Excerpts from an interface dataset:
──────────────────────────────

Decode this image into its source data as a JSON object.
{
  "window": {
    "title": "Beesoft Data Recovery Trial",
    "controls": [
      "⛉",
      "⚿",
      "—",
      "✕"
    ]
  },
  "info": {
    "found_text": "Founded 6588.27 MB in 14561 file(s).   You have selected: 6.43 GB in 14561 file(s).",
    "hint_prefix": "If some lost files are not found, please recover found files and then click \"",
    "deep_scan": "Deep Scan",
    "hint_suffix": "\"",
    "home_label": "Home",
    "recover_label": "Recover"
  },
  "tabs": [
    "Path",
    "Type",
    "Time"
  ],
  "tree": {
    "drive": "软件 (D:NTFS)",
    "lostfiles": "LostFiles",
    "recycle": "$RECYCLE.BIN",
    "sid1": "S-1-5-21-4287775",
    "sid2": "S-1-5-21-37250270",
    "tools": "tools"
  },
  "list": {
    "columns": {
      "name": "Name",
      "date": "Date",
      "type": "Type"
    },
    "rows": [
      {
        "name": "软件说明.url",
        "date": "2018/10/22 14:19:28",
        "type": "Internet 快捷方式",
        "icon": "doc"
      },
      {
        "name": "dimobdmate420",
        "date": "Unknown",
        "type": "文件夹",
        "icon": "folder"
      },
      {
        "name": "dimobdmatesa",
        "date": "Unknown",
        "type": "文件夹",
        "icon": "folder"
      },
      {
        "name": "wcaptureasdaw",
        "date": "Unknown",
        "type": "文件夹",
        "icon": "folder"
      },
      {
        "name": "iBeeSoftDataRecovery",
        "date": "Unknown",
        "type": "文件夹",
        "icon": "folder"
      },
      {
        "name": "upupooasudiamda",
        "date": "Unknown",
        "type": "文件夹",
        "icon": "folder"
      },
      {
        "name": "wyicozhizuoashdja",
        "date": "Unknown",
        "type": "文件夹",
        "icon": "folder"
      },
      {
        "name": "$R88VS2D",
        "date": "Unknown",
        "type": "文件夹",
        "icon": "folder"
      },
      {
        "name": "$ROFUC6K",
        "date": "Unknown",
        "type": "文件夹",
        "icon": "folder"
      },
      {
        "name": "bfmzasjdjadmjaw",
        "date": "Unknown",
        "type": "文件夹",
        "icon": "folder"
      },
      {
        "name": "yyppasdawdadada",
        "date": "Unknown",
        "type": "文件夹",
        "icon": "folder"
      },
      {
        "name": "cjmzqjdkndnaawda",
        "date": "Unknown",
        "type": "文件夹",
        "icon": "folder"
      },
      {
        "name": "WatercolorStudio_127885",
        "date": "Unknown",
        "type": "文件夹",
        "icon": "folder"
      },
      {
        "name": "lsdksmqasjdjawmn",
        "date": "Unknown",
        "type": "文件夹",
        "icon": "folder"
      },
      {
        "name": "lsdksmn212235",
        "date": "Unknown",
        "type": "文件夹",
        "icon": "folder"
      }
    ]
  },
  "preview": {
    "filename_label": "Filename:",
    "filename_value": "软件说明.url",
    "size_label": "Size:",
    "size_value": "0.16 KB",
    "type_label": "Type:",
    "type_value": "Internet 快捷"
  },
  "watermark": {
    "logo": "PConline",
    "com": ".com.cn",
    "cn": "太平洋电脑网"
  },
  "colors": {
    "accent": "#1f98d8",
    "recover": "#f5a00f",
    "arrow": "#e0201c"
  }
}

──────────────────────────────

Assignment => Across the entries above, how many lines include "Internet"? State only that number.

Result below => 2